** Material supplied follows **

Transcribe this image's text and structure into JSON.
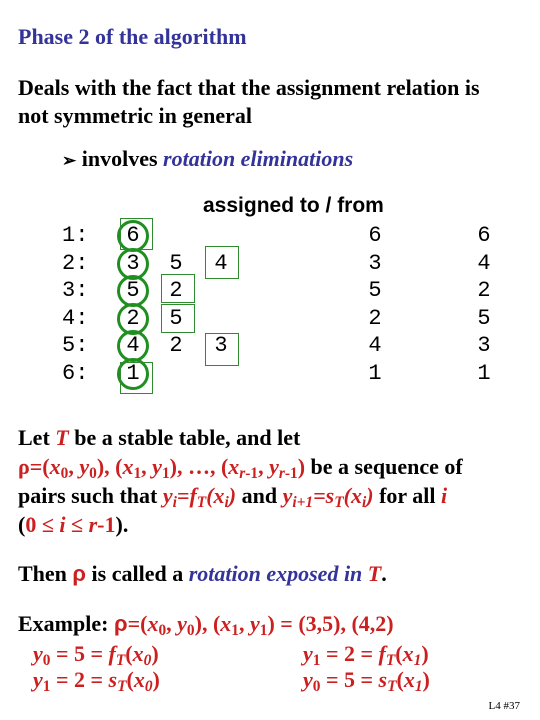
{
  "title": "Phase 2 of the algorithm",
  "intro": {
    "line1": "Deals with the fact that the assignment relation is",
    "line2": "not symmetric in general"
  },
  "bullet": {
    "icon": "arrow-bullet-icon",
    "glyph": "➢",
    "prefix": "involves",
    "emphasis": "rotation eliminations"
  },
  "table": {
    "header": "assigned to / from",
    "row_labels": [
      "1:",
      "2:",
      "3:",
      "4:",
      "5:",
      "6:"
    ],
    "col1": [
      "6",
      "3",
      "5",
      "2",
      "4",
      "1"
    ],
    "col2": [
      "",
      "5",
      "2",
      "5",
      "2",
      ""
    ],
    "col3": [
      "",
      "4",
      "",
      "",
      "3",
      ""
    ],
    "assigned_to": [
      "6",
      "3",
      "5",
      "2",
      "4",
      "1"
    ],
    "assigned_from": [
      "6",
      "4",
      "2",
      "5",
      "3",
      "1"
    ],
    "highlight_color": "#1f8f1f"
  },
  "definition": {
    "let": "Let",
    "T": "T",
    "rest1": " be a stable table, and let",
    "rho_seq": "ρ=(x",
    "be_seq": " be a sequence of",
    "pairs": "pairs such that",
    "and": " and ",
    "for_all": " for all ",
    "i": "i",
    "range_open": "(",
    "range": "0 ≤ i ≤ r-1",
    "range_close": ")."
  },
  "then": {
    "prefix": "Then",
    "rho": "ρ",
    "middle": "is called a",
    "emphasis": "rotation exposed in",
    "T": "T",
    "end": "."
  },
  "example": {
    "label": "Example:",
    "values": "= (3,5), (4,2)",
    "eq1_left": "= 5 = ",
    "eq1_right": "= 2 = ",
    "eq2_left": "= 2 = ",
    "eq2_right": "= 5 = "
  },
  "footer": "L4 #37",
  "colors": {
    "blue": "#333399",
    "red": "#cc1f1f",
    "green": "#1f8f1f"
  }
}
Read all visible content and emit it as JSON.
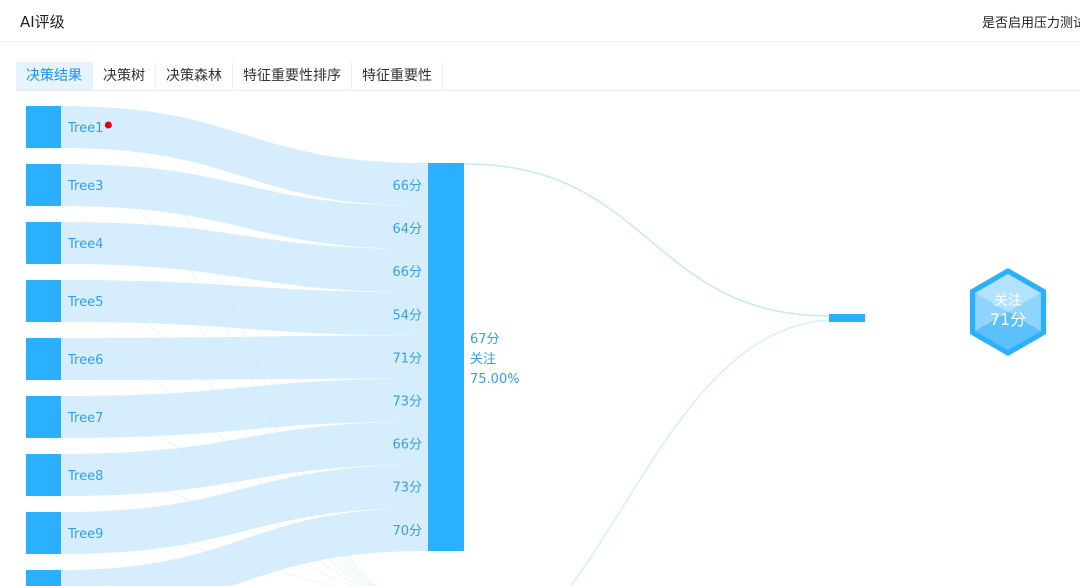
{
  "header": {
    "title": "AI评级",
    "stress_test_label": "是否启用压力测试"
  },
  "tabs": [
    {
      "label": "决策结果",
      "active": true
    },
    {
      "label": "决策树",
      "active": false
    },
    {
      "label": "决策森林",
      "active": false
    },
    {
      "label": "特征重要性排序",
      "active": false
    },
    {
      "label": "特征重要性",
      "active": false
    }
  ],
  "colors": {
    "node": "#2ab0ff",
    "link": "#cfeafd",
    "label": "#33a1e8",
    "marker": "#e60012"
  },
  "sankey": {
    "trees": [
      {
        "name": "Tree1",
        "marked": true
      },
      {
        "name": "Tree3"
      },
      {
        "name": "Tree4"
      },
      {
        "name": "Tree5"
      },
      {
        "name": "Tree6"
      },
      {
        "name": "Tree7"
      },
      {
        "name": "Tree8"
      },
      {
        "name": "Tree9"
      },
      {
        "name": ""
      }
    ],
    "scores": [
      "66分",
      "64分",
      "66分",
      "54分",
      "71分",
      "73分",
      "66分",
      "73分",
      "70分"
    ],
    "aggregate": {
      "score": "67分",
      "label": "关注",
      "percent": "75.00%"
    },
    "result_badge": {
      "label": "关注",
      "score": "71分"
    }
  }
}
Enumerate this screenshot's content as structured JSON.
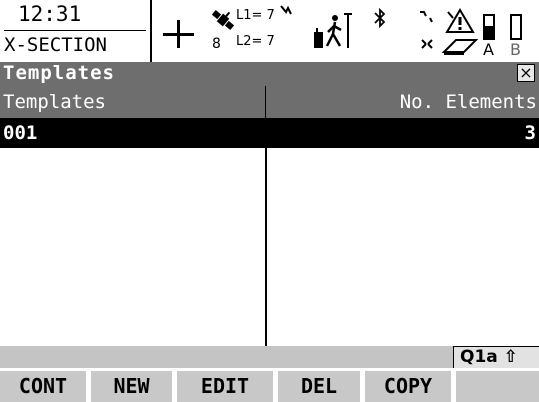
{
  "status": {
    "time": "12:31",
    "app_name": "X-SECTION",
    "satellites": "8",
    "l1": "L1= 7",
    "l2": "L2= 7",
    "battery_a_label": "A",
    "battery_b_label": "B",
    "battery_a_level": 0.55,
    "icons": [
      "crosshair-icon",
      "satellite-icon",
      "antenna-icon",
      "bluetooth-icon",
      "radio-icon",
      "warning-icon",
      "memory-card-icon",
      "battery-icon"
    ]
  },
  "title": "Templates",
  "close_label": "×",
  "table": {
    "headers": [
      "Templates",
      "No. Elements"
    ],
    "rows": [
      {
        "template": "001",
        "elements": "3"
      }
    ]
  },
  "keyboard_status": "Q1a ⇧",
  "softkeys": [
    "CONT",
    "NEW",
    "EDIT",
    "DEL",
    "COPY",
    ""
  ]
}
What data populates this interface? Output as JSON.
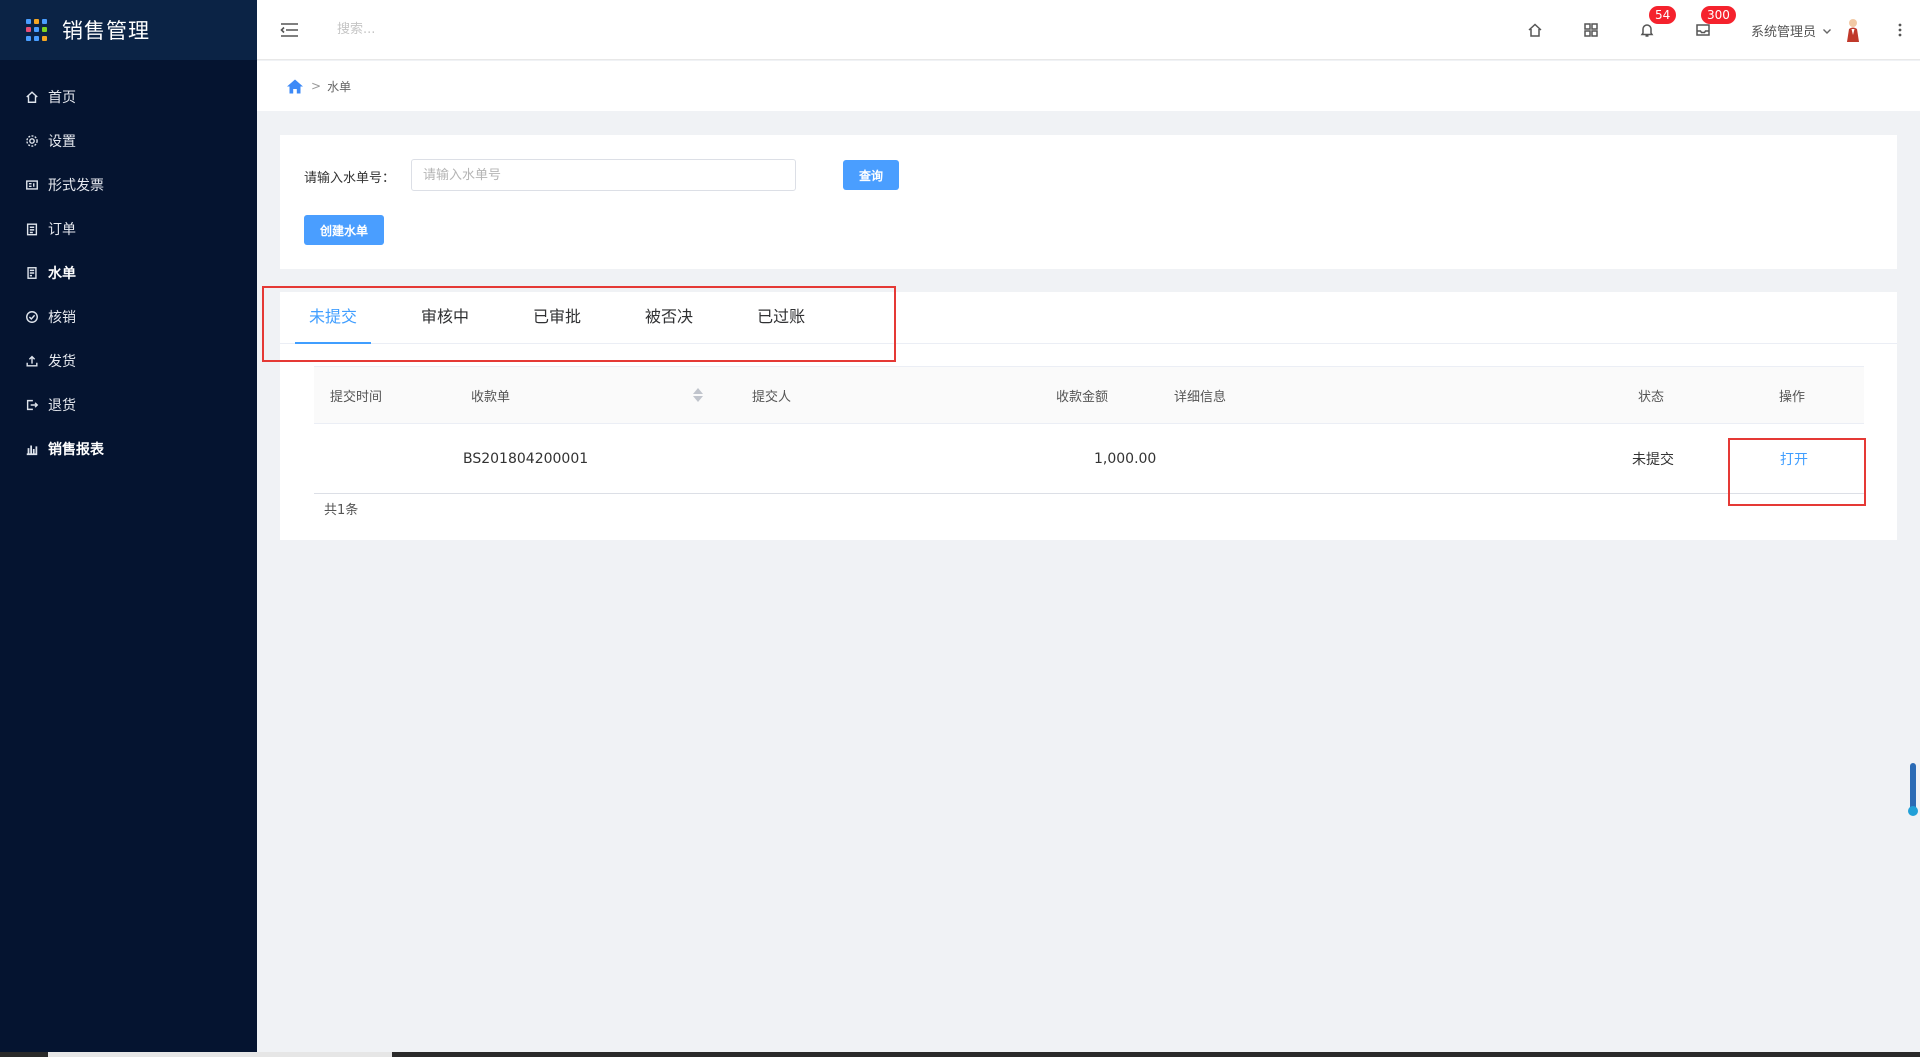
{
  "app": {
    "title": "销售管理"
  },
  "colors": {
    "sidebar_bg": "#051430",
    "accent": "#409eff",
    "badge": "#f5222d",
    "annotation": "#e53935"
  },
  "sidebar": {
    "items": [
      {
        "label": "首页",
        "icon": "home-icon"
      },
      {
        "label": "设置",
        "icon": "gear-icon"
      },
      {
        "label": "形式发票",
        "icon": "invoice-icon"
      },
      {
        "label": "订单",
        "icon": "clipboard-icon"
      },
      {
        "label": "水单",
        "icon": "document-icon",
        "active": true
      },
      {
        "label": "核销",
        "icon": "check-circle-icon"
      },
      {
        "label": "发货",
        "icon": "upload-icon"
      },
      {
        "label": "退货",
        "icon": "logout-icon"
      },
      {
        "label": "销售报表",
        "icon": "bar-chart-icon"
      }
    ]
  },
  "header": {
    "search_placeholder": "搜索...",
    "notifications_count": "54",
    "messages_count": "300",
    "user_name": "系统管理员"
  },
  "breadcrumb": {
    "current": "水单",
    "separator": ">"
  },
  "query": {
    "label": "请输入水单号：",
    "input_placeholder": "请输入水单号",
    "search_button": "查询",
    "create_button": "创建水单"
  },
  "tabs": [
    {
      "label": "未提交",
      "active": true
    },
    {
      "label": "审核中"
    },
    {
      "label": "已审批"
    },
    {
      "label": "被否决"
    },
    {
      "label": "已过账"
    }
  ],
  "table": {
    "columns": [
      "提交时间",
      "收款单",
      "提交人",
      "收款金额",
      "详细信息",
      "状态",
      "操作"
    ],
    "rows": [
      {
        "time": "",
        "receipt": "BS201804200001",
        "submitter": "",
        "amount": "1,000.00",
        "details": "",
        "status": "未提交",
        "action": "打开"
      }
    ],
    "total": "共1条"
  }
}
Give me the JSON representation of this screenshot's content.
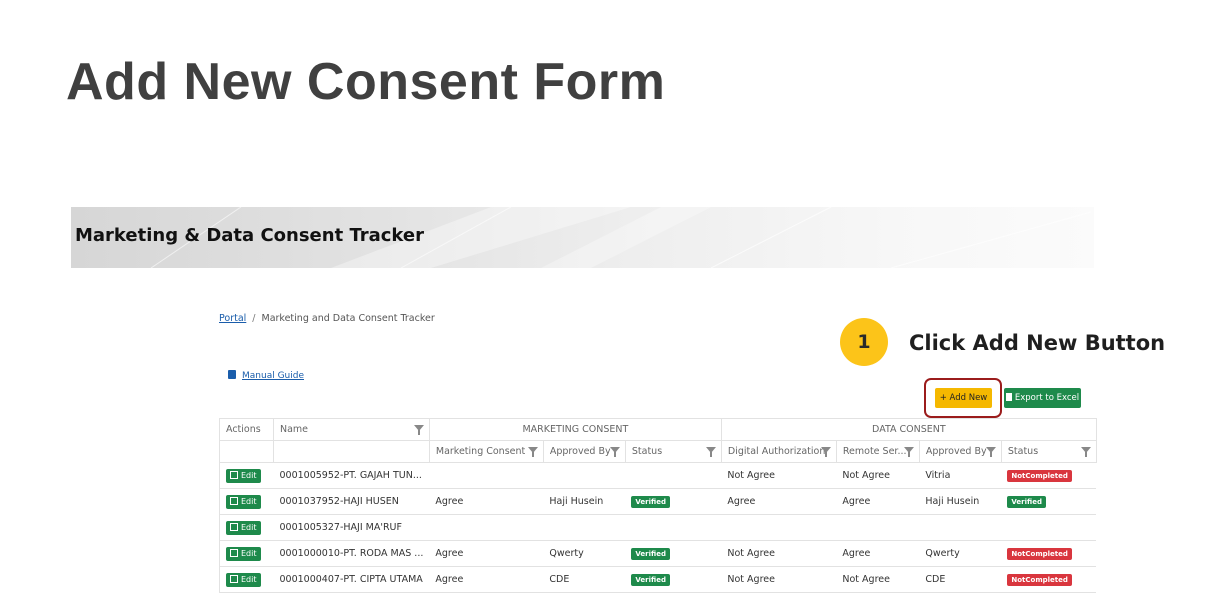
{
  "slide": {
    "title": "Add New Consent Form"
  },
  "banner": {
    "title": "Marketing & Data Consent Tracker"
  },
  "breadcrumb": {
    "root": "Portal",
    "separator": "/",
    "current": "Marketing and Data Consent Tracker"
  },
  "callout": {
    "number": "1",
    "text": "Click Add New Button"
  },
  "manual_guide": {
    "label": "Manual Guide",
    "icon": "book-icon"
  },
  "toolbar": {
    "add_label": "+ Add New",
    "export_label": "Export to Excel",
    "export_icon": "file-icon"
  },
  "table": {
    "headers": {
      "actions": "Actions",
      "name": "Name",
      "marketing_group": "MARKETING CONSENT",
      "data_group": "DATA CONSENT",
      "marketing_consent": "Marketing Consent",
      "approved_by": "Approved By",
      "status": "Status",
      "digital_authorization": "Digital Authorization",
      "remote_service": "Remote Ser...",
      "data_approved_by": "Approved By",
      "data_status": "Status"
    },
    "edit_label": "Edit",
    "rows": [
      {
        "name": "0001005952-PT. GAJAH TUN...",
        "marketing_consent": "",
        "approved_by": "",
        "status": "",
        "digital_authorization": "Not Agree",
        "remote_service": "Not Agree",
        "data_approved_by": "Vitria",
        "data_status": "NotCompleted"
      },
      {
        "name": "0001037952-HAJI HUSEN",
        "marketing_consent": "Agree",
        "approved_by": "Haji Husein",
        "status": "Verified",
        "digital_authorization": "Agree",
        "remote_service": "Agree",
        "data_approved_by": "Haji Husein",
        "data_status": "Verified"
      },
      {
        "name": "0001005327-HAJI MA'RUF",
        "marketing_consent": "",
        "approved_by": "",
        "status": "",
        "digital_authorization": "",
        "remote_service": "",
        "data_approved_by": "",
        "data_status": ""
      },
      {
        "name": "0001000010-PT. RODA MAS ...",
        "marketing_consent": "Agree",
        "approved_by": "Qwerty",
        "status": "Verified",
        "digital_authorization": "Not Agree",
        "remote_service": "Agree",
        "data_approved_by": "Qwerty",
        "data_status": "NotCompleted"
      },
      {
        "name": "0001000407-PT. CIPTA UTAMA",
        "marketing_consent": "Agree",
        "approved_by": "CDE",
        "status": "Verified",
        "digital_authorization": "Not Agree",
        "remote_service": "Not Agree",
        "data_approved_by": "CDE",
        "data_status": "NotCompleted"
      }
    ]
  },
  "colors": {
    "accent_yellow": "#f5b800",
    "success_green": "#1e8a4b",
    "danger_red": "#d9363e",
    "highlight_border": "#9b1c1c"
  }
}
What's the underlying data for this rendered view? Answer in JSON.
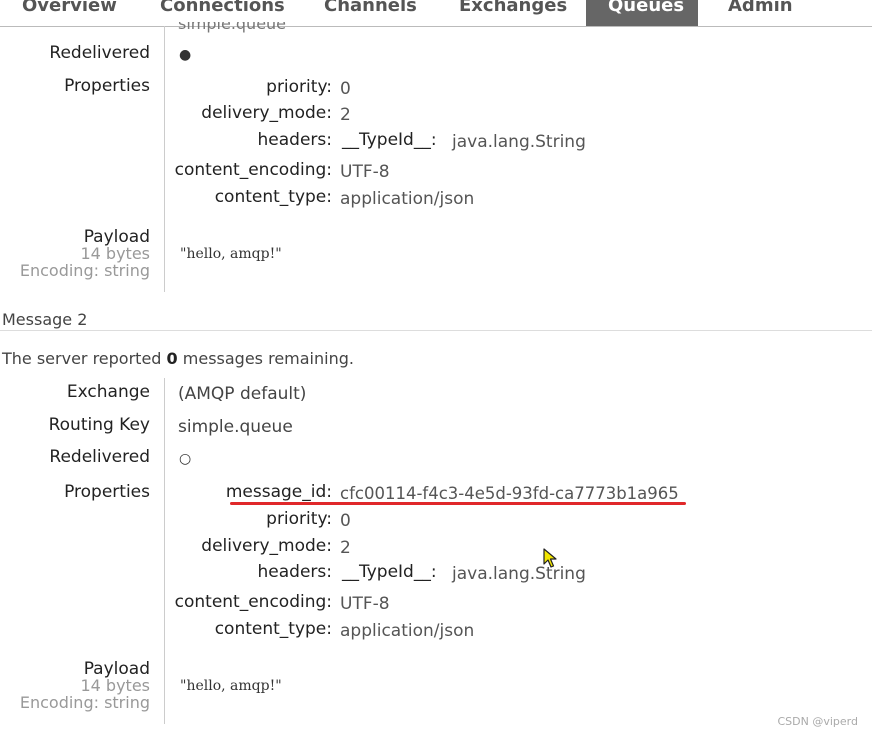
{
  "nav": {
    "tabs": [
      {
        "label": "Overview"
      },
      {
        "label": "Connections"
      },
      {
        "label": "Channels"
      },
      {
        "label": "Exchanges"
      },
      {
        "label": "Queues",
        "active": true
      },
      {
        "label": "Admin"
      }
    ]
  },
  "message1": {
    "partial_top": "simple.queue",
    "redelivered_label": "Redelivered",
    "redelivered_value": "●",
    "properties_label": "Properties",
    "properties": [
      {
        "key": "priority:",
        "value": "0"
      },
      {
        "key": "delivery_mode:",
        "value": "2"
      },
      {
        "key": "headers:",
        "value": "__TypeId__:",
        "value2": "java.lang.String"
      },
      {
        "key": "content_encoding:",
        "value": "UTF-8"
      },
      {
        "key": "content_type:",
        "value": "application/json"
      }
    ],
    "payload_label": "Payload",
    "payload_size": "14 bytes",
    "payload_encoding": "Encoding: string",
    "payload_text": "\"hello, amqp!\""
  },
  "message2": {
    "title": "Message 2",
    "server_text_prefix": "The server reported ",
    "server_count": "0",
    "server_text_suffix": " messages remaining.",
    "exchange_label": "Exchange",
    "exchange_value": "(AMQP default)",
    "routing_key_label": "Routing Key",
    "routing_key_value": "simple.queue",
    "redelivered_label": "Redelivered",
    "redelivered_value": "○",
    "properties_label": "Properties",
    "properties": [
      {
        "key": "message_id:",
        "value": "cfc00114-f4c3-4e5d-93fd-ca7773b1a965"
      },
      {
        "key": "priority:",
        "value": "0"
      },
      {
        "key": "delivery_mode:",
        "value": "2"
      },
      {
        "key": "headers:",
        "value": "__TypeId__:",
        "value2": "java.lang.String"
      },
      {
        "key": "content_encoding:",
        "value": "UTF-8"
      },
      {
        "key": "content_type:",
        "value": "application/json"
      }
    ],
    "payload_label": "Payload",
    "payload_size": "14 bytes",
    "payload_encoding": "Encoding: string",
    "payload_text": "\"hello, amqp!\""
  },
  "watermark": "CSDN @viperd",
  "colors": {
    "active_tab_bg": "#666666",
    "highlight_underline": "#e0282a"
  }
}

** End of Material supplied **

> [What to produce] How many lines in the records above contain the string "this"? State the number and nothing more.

> [Response area] 5